She meant it in a different context, but it echoes here.

Journalism with lots of data and statistics aren't sexy. They may not even require as much legwork as interviewing lots of people over long period of time, and it's not the type of journalism that gets dramatized in the movies. But there's a reason that science isn't based on a few good stories.

Lip reading as a service

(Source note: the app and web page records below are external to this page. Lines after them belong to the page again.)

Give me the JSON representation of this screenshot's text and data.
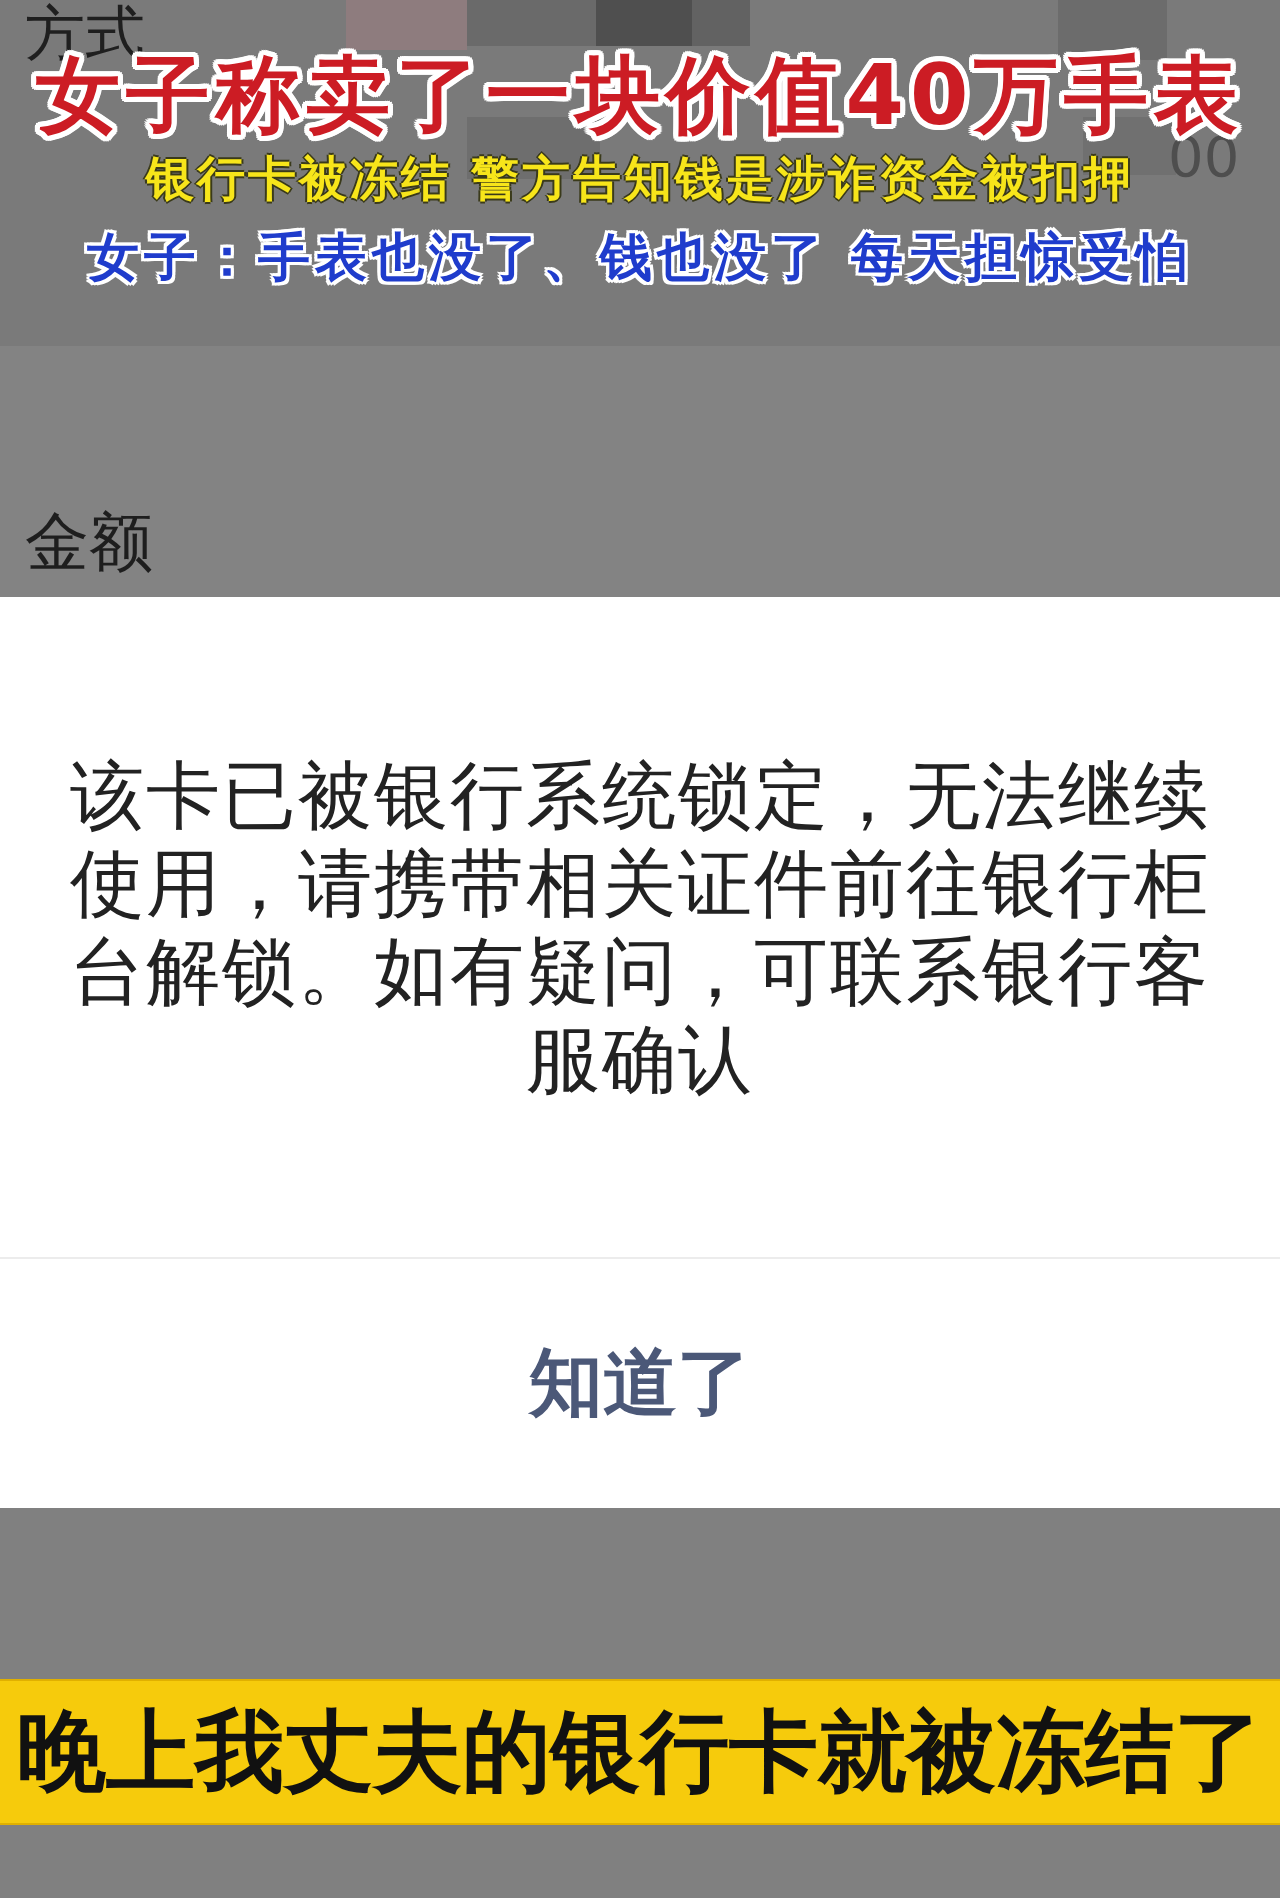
{
  "app_background": {
    "label_1": "方式",
    "label_2": "金额",
    "amount_fragment": "00"
  },
  "captions": [
    {
      "kind": "headline",
      "text": "女子称卖了一块价值40万手表"
    },
    {
      "kind": "subline",
      "text": "银行卡被冻结 警方告知钱是涉诈资金被扣押"
    },
    {
      "kind": "quote",
      "text": "女子：手表也没了、钱也没了 每天担惊受怕"
    }
  ],
  "dialog": {
    "message": "该卡已被银行系统锁定，无法继续使用，请携带相关证件前往银行柜台解锁。如有疑问，可联系银行客服确认",
    "button": "知道了"
  },
  "subtitle": "晚上我丈夫的银行卡就被冻结了"
}
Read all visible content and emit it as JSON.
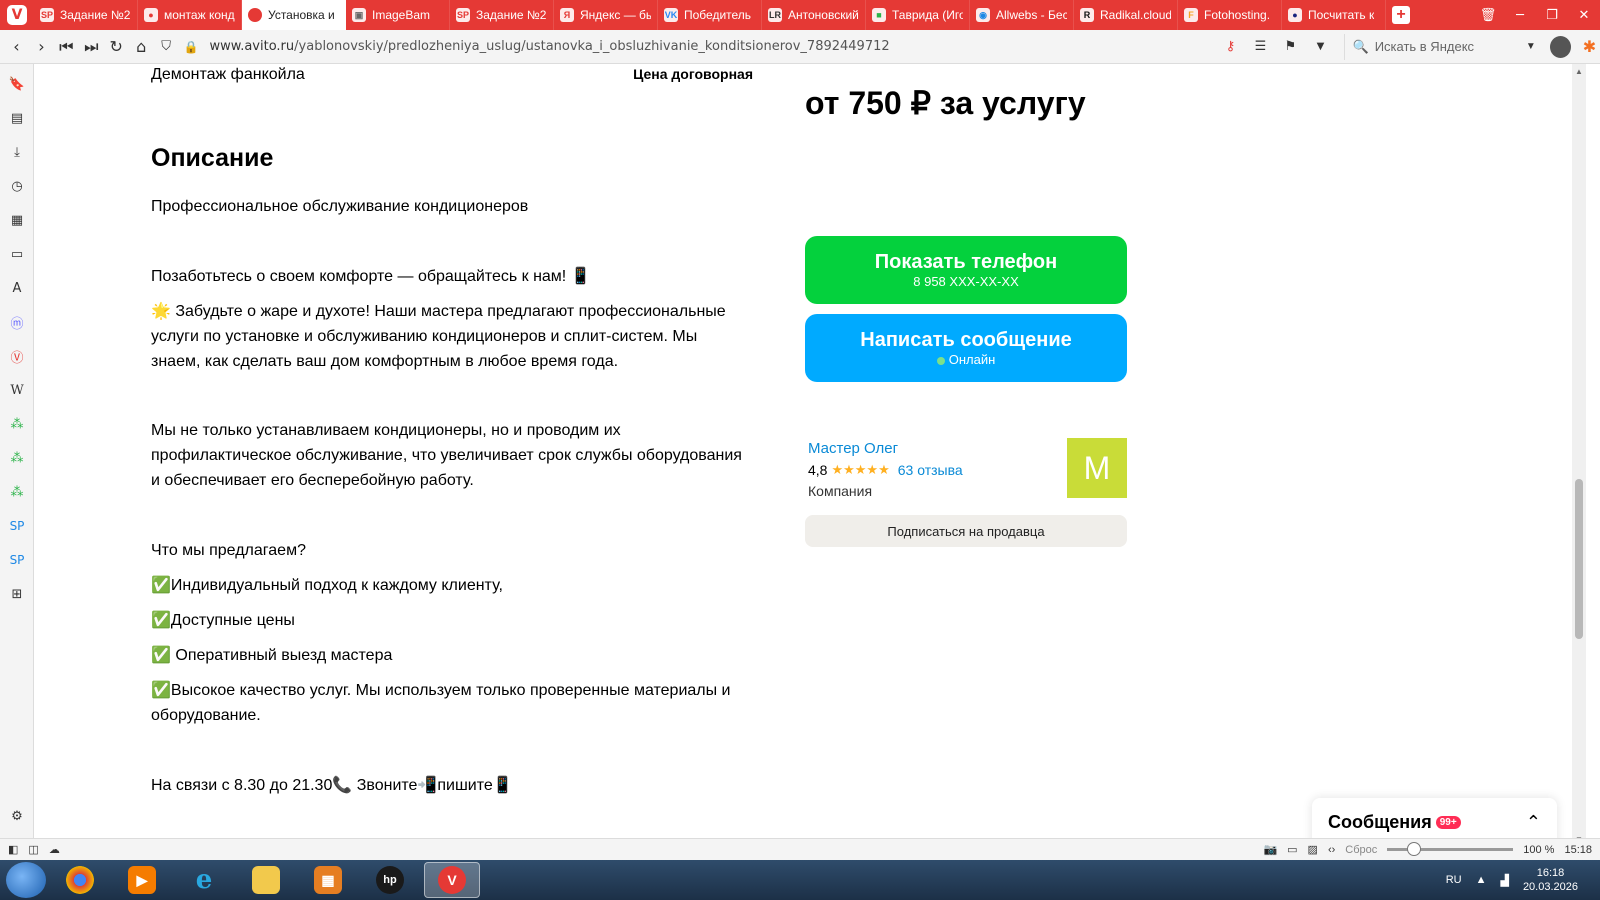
{
  "browser": {
    "tabs": [
      {
        "label": "Задание №2",
        "icon": "SP",
        "color": "#e53935"
      },
      {
        "label": "монтаж конд",
        "icon": "●",
        "color": "#e53935"
      },
      {
        "label": "Установка и",
        "icon": "●",
        "color": "#ffffff",
        "active": true
      },
      {
        "label": "ImageBam",
        "icon": "▣",
        "color": "#666666"
      },
      {
        "label": "Задание №2",
        "icon": "SP",
        "color": "#e53935"
      },
      {
        "label": "Яндекс — бы",
        "icon": "Я",
        "color": "#e53935"
      },
      {
        "label": "Победитель",
        "icon": "VK",
        "color": "#2787f5"
      },
      {
        "label": "Антоновский",
        "icon": "LR",
        "color": "#333333"
      },
      {
        "label": "Таврида (Иго",
        "icon": "■",
        "color": "#2db34a"
      },
      {
        "label": "Allwebs - Бес",
        "icon": "◉",
        "color": "#1e88e5"
      },
      {
        "label": "Radikal.cloud",
        "icon": "R",
        "color": "#111111"
      },
      {
        "label": "Fotohosting.",
        "icon": "F",
        "color": "#f5a623"
      },
      {
        "label": "Посчитать к",
        "icon": "●",
        "color": "#1a237e"
      }
    ],
    "url_host": "www.avito.ru",
    "url_path": "/yablonovskiy/predlozheniya_uslug/ustanovka_i_obsluzhivanie_konditsionerov_7892449712",
    "search_placeholder": "Искать в Яндекс"
  },
  "listing": {
    "prev_row_label": "Демонтаж фанкойла",
    "prev_row_price": "Цена договорная",
    "price": "от 750 ₽ за услугу",
    "description_title": "Описание",
    "paragraphs": [
      "Профессиональное обслуживание кондиционеров",
      "Позаботьтесь о своем комфорте — обращайтесь к нам! 📱",
      "🌟 Забудьте о жаре и духоте! Наши мастера предлагают профессиональные услуги по установке и обслуживанию кондиционеров и сплит-систем. Мы знаем, как сделать ваш дом комфортным в любое время года.",
      "Мы не только устанавливаем кондиционеры, но и проводим их профилактическое обслуживание, что увеличивает срок службы оборудования и обеспечивает его бесперебойную работу.",
      "Что мы предлагаем?",
      "✅Индивидуальный подход к каждому клиенту,",
      "✅Доступные цены",
      "✅ Оперативный выезд мастера",
      "✅Высокое качество услуг. Мы используем только проверенные материалы и оборудование.",
      "На связи с 8.30 до 21.30📞 Звоните📲пишите📱"
    ]
  },
  "contact": {
    "phone_button": "Показать телефон",
    "phone_masked": "8 958 XXX-XX-XX",
    "message_button": "Написать сообщение",
    "online_status": "Онлайн",
    "colors": {
      "phone": "#04d13d",
      "message": "#00aaff"
    }
  },
  "seller": {
    "name": "Мастер Олег",
    "rating": "4,8",
    "stars": "★★★★★",
    "reviews": "63 отзыва",
    "type": "Компания",
    "avatar_letter": "M",
    "subscribe": "Подписаться на продавца"
  },
  "messages_panel": {
    "title": "Сообщения",
    "badge": "99+"
  },
  "statusbar": {
    "reset": "Сброс",
    "zoom": "100 %",
    "time": "15:18"
  },
  "taskbar": {
    "lang": "RU",
    "time": "16:18",
    "date": "20.03.2026"
  }
}
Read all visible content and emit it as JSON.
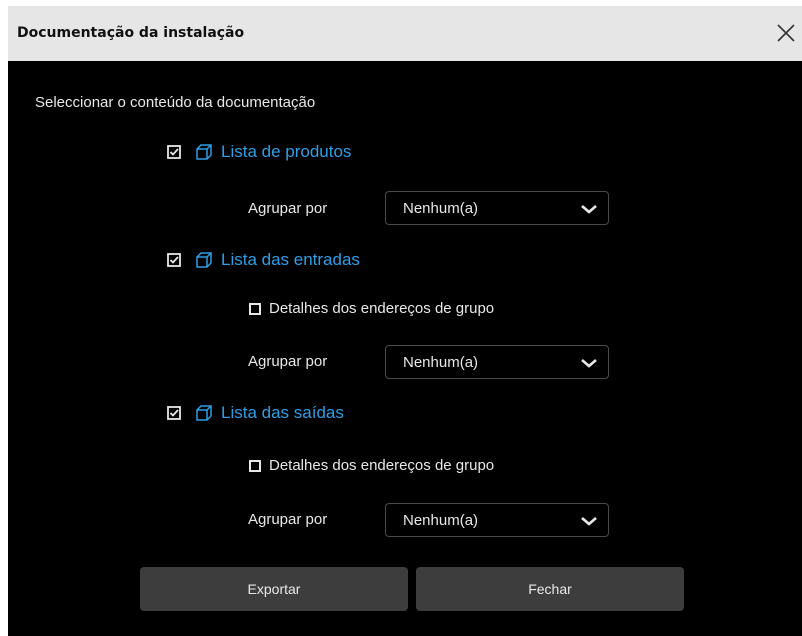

Plenty of pieces have been written about the scuffle between the Washington Nationals' Bryce Harper and Jonathan Papelbon. For baseball fans who missed it or those who care nothing about sports, the summary is that Harper popped up a pitch he thought he should have hit harder and so he didn't sprint to first base because there was a 99% chance it would be caught easily. Papelbon yelled at him for not running, Harper yelled back, and then Papelbon grabbed Harper's throat and attacked him until teammates broke them up.

I thought this piece in Grantland contained a unique twist I'd love to see more of: author Ben Lindbergh asked a deaf friend who can lipread to see if he could figure out what Harper and Papelbon were shouting at each other.

A few years ago, I asked Evan Brunell, a deaf writer and skilled lipreader, to help me transcribe manager-umpire arguments. I asked Evan to take a look at this confrontation, too. Here’s what he thinks was said:
Papelbon: … fucking go! On the fucking … Yeah, run the fucking ball out. [Obscured swearing] … goddamn ball out.
Harper: … the fuck up! Are you fucking kidding me? Chill the fuck out, man. Let’s fucking go! I’ll fucking go right —
If that transcript is accurate, Harper didn’t exactly deescalate, but this was all posturing until Papelbon charged without waiting to find out what would happen when Harper said “now.”

That is fantastic. More sports coverage should include the services of lip readers to help bring us where microphones don't go. Hearing what players say on the field adds an entirely new layer to the narrative of most sporting contests, as anyone who has watched archival footage, with on-field or on-court audio added back in, can attest. Sure, some (much?) of the language is salty, but I'd pay extra for an uncensored audio feed.

Yes, players would probably self-censor once such coverage became common, but even without all the cussing, much of the trash talk or psychological wordplay is amazing. What I wouldn't give to hear some Michael Jordan trash talk from back in the day.

One show comes really close: HBO's Hard Knocks. It's a show I never think I want to watch because it's always about a team I care little about, and then once I start in on the season premiere I inevitably find myself at the end of the five episode miniseries in no time at all. This season was no different. I found myself carried along by Bill O'Brien's constant expletive-filled tirades, J.J Watt's John Bunyan-like athletic feats, and Brian Cushing throwing up for what seemed like half an hour straight. And, as with every season, perhaps the best part of the show, the end of training camp cuts, when one player after another is let go by either the head coach or one of his assistants.

If a Hard Knocks-style of program were produced for every team in the NFL, MLB, and the NBA, I suspect the aggregate ratings across the franchise would be gigantic, and fans' relationships with players and coaches would be deeper, if more complicated. When it comes to sports, a lifetime of being fed clichéd narratives by mass sports media has left me hungry for less mediated coverage. Why settle for a reporter telling us what Bryce Harper is like? Why not let us see him on and off the field and let us judge for ourselves?